Only lines with the word "Purchase" belong in the answer; copy them from the records below.

◆ **MATERIAL SHOWN**
···

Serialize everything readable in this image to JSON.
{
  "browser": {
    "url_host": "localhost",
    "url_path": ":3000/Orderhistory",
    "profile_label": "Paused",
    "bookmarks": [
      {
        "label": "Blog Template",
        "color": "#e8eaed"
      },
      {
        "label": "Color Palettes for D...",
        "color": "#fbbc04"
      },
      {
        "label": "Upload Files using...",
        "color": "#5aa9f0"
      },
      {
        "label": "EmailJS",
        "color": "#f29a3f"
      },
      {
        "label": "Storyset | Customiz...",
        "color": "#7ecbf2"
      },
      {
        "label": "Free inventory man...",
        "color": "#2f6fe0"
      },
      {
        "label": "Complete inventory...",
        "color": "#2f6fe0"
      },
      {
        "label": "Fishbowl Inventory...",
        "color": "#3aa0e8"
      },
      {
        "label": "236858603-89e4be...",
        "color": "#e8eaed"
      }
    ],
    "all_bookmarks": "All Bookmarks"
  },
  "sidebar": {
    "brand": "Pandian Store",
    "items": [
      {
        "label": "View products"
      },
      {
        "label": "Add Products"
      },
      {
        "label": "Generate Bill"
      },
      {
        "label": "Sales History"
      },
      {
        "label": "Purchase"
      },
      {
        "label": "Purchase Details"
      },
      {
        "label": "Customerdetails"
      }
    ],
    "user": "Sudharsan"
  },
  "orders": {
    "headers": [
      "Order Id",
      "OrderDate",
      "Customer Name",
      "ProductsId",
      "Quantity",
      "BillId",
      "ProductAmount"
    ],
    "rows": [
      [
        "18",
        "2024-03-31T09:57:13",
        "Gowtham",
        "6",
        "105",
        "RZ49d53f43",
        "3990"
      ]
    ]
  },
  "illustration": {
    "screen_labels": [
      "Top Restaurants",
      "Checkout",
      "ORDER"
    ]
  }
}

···

◆ **EXERCISE RESPONSE**
        "label": "Purchase"
        "label": "Purchase Details"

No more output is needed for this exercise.